[Exercise material]

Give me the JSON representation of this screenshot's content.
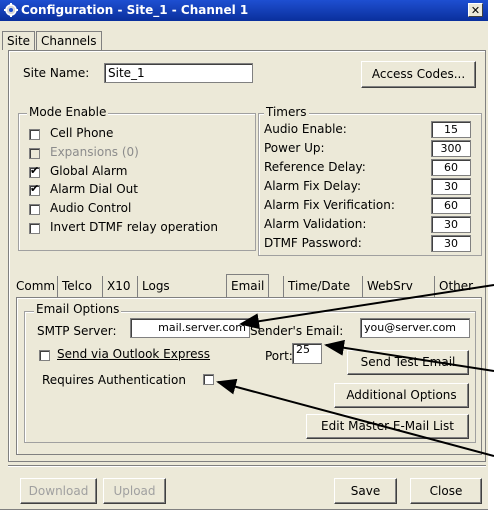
{
  "window": {
    "title": "Configuration - Site_1 - Channel 1",
    "close_glyph": "✕"
  },
  "top_tabs": [
    {
      "label": "Site"
    },
    {
      "label": "Channels"
    }
  ],
  "site": {
    "name_label": "Site Name:",
    "name_value": "Site_1",
    "access_codes_label": "Access Codes..."
  },
  "mode_enable": {
    "title": "Mode Enable",
    "items": [
      {
        "label": "Cell Phone",
        "checked": false,
        "enabled": true
      },
      {
        "label": "Expansions (0)",
        "checked": false,
        "enabled": false
      },
      {
        "label": "Global Alarm",
        "checked": true,
        "enabled": true
      },
      {
        "label": "Alarm Dial Out",
        "checked": true,
        "enabled": true
      },
      {
        "label": "Audio Control",
        "checked": false,
        "enabled": true
      },
      {
        "label": "Invert DTMF relay operation",
        "checked": false,
        "enabled": true
      }
    ]
  },
  "timers": {
    "title": "Timers",
    "items": [
      {
        "label": "Audio Enable:",
        "value": "15"
      },
      {
        "label": "Power Up:",
        "value": "300"
      },
      {
        "label": "Reference Delay:",
        "value": "60"
      },
      {
        "label": "Alarm Fix Delay:",
        "value": "30"
      },
      {
        "label": "Alarm Fix Verification:",
        "value": "60"
      },
      {
        "label": "Alarm Validation:",
        "value": "30"
      },
      {
        "label": "DTMF Password:",
        "value": "30"
      }
    ]
  },
  "sub_tabs": [
    {
      "label": "Comm"
    },
    {
      "label": "Telco"
    },
    {
      "label": "X10"
    },
    {
      "label": "Logs"
    },
    {
      "label": "Email"
    },
    {
      "label": "Time/Date"
    },
    {
      "label": "WebSrv"
    },
    {
      "label": "Other"
    }
  ],
  "email": {
    "group_title": "Email Options",
    "smtp_label": "SMTP Server:",
    "smtp_value": "mail.server.com",
    "sender_label": "Sender's Email:",
    "sender_value": "you@server.com",
    "outlook_label": "Send via Outlook Express",
    "outlook_checked": false,
    "port_label": "Port:",
    "port_value": "25",
    "auth_label": "Requires Authentication",
    "auth_checked": false,
    "send_test_label": "Send Test Email",
    "additional_label": "Additional Options",
    "edit_master_label": "Edit Master E-Mail List"
  },
  "footer": {
    "download_label": "Download",
    "upload_label": "Upload",
    "save_label": "Save",
    "close_label": "Close"
  },
  "icons": {
    "title_icon": "gear-icon",
    "check_glyph": "✔"
  },
  "colors": {
    "titlebar": "#0a2f9c",
    "dialog_bg": "#ece9d8"
  }
}
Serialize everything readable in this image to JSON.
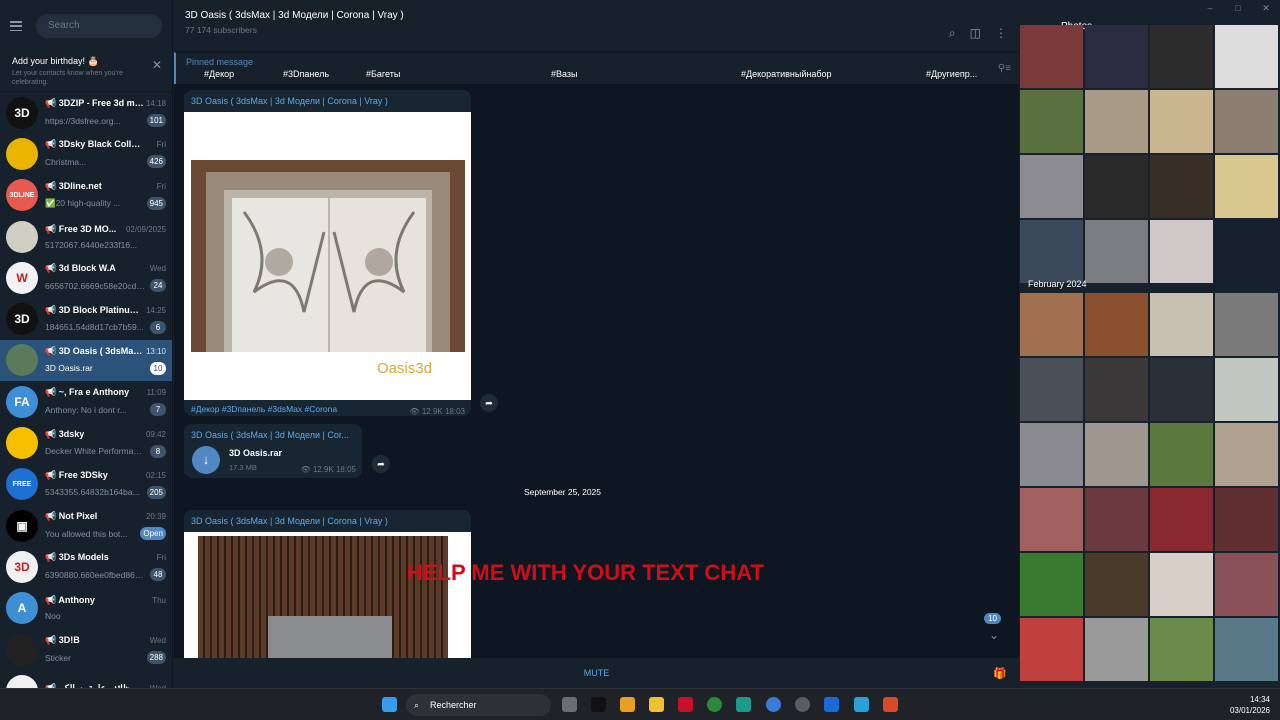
{
  "window_controls": [
    "–",
    "□",
    "✕"
  ],
  "sidebar": {
    "search_placeholder": "Search",
    "birthday": {
      "title": "Add your birthday! 🎂",
      "subtitle": "Let your contacts know when you're celebrating."
    },
    "chats": [
      {
        "name": "3DZIP - Free 3d mo...",
        "time": "14:18",
        "msg": "https://3dsfree.org...",
        "badge": "101",
        "avatar_text": "3D",
        "avatar_color": "#111111"
      },
      {
        "name": "3Dsky Black Collectio...",
        "time": "Fri",
        "msg": "Christma...",
        "badge": "426",
        "avatar_text": "",
        "avatar_color": "#e8b400"
      },
      {
        "name": "3Dline.net",
        "time": "Fri",
        "msg": "✅20 high-quality ...",
        "badge": "945",
        "avatar_text": "3DLINE",
        "avatar_color": "#e85a4f"
      },
      {
        "name": "Free 3D MO...",
        "time": "02/09/2025",
        "msg": "5172067.6440e233f16...",
        "badge": "",
        "avatar_text": "",
        "avatar_color": "#cfcfc4"
      },
      {
        "name": "3d Block W.A",
        "time": "Wed",
        "msg": "6656702.6669c58e20cd0...",
        "badge": "24",
        "avatar_text": "W",
        "avatar_color": "#f2f2f2"
      },
      {
        "name": "3D Block Platinum...",
        "time": "14:25",
        "msg": "184651.54d8d17cb7b59...",
        "badge": "6",
        "avatar_text": "3D",
        "avatar_color": "#111111"
      },
      {
        "name": "3D Oasis ( 3dsMax ...",
        "time": "13:10",
        "msg": "3D Oasis.rar",
        "badge": "10",
        "avatar_text": "",
        "avatar_color": "#5a7a5a"
      },
      {
        "name": "~, Fra e Anthony",
        "time": "11:09",
        "msg": "Anthony: No i dont r...",
        "badge": "7",
        "avatar_text": "FA",
        "avatar_color": "#3f8fd6"
      },
      {
        "name": "3dsky",
        "time": "09:42",
        "msg": "Decker White Performan...",
        "badge": "8",
        "avatar_text": "",
        "avatar_color": "#f4c000"
      },
      {
        "name": "Free 3DSky",
        "time": "02:15",
        "msg": "5343355.64832b164ba...",
        "badge": "205",
        "avatar_text": "FREE",
        "avatar_color": "#1d6fd1"
      },
      {
        "name": "Not Pixel",
        "time": "20:39",
        "msg": "You allowed this bot...",
        "badge": "Open",
        "avatar_text": "▣",
        "avatar_color": "#000000"
      },
      {
        "name": "3Ds Models",
        "time": "Fri",
        "msg": "6390880.660ee0fbed864...",
        "badge": "48",
        "avatar_text": "3D",
        "avatar_color": "#f0f0f0"
      },
      {
        "name": "Anthony",
        "time": "Thu",
        "msg": "Noo",
        "badge": "",
        "avatar_text": "A",
        "avatar_color": "#3f8fd6"
      },
      {
        "name": "3D!B",
        "time": "Wed",
        "msg": "Sticker",
        "badge": "288",
        "avatar_text": "",
        "avatar_color": "#222222"
      },
      {
        "name": "وظائف عامة بسالكم ...",
        "time": "Wed",
        "msg": "",
        "badge": "",
        "avatar_text": "",
        "avatar_color": "#f0f0f0"
      }
    ]
  },
  "channel": {
    "title": "3D Oasis ( 3dsMax | 3d Модели | Corona | Vray )",
    "subscribers": "77 174 subscribers",
    "pinned_label": "Pinned message",
    "pinned_tags": [
      "#Декор",
      "#3Dпанель",
      "#Багеты",
      "#Вазы",
      "#Декоративныйнабор",
      "#Другиепр..."
    ],
    "posts": [
      {
        "author": "3D Oasis ( 3dsMax | 3d Модели | Corona | Vray )",
        "watermark": "Oasis3d",
        "caption": "#Декор #3Dпанель #3dsMax #Corona",
        "views": "12.9K",
        "time": "18:03"
      },
      {
        "author": "3D Oasis ( 3dsMax | 3d Модели | Cor...",
        "file_name": "3D Oasis.rar",
        "file_size": "17.3 MB",
        "views": "12.9K",
        "time": "18:05"
      },
      {
        "author": "3D Oasis ( 3dsMax | 3d Модели | Corona | Vray )"
      }
    ],
    "date_separator": "September 25, 2025",
    "overlay_text": "HELP ME WITH YOUR TEXT CHAT",
    "mute_label": "MUTE",
    "unread_badge": "10"
  },
  "photos_panel": {
    "title": "Photos",
    "month_label": "February 2024",
    "thumbs_top": [
      "#7a3a3a",
      "#2a2a40",
      "#2c2c2c",
      "#dcdcdc",
      "#5a7040",
      "#a89a86",
      "#c9b590",
      "#8a7e70",
      "#8c8c90",
      "#2a2a2a",
      "#3a2e28",
      "#d8c890",
      "#3a4a5a",
      "#7a7e80",
      "#d0c8c8"
    ],
    "thumbs_bottom": [
      "#a07050",
      "#8a5030",
      "#c8c0b0",
      "#7a7a7a",
      "#4a5058",
      "#3a3838",
      "#2a3038",
      "#c0c8c0",
      "#8a8a90",
      "#a09890",
      "#5a7a40",
      "#b0a090",
      "#a06060",
      "#6a3a40",
      "#8a2a30",
      "#603030",
      "#3a7a30",
      "#4a3a2a",
      "#d8d0c8",
      "#8a5058",
      "#c04040",
      "#9a9a9a",
      "#6a8a4a",
      "#5a7a8a"
    ]
  },
  "taskbar": {
    "search_label": "Rechercher",
    "time": "14:34",
    "date": "03/01/2026"
  }
}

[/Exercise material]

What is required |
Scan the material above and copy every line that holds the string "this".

Your solution |
Give me the JSON representation of this screenshot's content.
Serialize everything readable in this image to JSON.
        "msg": "You allowed this bot...",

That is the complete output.